The question for someone who writes memoirs is, of course, “Who am I?” My answer at the moment seems to have evolved into, “I’m my grandparents.”
The wind in a willow began the whole thing: nothing soothes like a willow, in or out of a breeze, but in a breeze, it’s magic. And then too, we had a boggy stretch in the yard, maybe an underground stream, that seemed to need a water-soaking sort of plant. We planted a willow.
The next spring, or the one after, it seemed a most reasonable thing to create a flower plot along that section, beginning with circling the willow and running twenty-five feet or so beyond. My son did the heavy work, plowing up the heavy Missouri soil with the rotor tiller, adding mulch and compost, tilling again. My job is planting. I planted iris and peonies. Not just any iris and peonies, mind you, but Kansas iris and Kansas peonies.
The flowers of grandparent memories. This is how that all came about.
My cousin Howard, who looks just like Grandpa Sunderland, white beard and all, dug up some peonies at his house and gave them to me. I’d planted them in a back garden but they didn’t get enough sun to be really happy and I knew I needed to move them. It was Howard who first told me who I look like. We were out to dinner after I’d first moved to Kansas City and I said, “Howard, you’re one of the oldest cousins and we know you look like Grandpa Sunderland; who do I look like?” And he reared back in his chair, raised eyebrows and all (Howard is a very low-key person so that’s about all that happened to telegraph surprise), and he said, “Well, Grandma Sunderland, of course!” I laughed out loud. “So Grandpa and Grandma Sunderland are having dinner together,” I said.
That was the peonies part of the garden that developed around the willow. Kansas farms always had peonies. We had peonies, Grandma Sunderland had peonies, but she also grew yellow iris.

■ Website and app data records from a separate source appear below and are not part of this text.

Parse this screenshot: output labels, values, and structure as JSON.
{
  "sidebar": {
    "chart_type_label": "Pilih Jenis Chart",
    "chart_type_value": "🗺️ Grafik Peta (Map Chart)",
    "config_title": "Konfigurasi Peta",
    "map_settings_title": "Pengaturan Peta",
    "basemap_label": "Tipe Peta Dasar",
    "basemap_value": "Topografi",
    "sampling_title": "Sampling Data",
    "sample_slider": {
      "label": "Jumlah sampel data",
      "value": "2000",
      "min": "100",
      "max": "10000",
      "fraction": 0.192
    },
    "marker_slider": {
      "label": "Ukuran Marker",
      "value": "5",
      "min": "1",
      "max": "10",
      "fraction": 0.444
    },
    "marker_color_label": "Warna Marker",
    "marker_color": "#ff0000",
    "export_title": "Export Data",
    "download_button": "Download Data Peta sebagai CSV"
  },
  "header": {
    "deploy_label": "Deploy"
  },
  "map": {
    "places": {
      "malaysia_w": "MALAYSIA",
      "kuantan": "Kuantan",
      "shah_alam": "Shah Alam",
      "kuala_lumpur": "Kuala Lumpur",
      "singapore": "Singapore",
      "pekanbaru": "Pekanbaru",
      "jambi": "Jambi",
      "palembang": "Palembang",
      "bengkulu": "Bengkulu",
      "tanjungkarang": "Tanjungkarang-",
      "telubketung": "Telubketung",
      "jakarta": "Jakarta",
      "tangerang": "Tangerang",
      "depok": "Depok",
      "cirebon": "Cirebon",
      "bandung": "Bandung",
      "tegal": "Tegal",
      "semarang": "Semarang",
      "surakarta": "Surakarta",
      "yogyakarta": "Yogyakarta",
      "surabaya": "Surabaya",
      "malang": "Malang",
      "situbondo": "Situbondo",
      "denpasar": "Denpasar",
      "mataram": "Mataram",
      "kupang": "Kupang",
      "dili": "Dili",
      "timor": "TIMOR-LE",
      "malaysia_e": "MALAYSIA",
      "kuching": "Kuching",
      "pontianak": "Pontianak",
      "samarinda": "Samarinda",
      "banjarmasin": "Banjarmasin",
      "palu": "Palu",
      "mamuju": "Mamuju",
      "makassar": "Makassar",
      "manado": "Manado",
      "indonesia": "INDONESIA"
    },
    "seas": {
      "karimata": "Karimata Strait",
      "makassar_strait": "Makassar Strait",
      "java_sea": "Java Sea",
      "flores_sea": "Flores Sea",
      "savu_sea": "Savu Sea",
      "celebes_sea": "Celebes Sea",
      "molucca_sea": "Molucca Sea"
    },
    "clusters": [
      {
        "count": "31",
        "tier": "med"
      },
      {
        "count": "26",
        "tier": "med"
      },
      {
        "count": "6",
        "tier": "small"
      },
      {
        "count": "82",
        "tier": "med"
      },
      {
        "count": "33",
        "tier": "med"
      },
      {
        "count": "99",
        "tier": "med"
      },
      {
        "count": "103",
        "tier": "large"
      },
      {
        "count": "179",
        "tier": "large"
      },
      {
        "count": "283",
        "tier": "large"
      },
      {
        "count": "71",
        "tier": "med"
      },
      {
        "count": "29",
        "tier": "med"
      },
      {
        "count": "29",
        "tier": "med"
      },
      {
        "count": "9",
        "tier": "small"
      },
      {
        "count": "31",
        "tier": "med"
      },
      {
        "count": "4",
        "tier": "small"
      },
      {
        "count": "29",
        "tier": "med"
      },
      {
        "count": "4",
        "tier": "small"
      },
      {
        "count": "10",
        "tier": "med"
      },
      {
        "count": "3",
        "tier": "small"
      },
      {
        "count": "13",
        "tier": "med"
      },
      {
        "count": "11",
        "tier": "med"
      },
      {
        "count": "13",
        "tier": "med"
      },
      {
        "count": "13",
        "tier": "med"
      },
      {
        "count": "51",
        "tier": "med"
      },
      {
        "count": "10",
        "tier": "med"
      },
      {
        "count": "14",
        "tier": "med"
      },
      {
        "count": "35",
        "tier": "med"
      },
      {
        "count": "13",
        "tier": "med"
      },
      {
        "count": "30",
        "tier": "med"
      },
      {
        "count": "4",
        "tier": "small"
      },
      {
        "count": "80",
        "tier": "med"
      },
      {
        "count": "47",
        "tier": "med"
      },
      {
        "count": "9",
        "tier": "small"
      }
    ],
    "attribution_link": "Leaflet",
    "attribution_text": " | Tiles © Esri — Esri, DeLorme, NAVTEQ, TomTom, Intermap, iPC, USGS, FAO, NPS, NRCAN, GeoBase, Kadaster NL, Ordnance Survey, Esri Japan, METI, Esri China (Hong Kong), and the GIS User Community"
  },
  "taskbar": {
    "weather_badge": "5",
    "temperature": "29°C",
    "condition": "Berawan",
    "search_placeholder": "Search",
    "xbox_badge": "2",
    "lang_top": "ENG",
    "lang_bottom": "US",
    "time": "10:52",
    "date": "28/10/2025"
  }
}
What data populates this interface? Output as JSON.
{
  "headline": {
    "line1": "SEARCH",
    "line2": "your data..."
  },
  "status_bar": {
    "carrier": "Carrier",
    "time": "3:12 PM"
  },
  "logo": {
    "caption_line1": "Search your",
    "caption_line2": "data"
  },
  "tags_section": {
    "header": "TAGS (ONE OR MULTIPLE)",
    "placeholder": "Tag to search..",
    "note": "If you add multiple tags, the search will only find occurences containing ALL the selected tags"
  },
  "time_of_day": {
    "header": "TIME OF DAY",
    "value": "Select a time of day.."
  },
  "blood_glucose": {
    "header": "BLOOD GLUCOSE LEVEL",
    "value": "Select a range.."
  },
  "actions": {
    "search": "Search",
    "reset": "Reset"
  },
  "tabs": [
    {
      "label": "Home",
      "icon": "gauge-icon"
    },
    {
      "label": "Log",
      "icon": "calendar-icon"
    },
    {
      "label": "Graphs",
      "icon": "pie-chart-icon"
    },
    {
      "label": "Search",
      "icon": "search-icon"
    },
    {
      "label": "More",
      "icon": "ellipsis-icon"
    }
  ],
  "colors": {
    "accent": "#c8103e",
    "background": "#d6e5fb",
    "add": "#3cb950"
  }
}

The iris part comes from years and years of smelling purple iris whenever I saw them, hoping to smell the telltale Kansas smell of grape soda. It never happened until one spring when I was up visiting a farm neighbor, Zita, and her iris bloomed all around the garage, both yellow and purple. I smelled the purple and they smelled like Grandpa Joe’s.
Grandpa Joe Ellis was my mother’s father. I remember him tending his iris and roses. I have roses, too. Grandpa had a huge backyard in Barnes, Kansas, stretching all the way back to the ditch before the railroad tracks. He also had cherry trees and peach trees and apple. And a garden. But the grape pop iris? They smelled like home. As a kid, I love that grape pop!
Zita said her iris needed to be separated anyway, so after blooming she dug up the roots and put them in plastic grocery bags for me. Bags and bags. She separated the yellow from the purple and the hybrids in yet another bag. All told I had some eight plastic bags of iris rhizomes. Stephen finished the garden tilling and I planted. Kansas iris at one end, hybrids at the other, transplanted peonies in the middle. They were all outrageously gorgeous and prolific and early. No peonies and iris for Memorial Day this year.
I cut peonies and iris, arranged them in vases around the house. More bloomed. I took some to church. And every time I walk into the backyard, I remember grandparents.
I didn’t ask enough questions of my grandparents when they were alive and I wish I had. Did you? How do you retrieve your grandparent memories?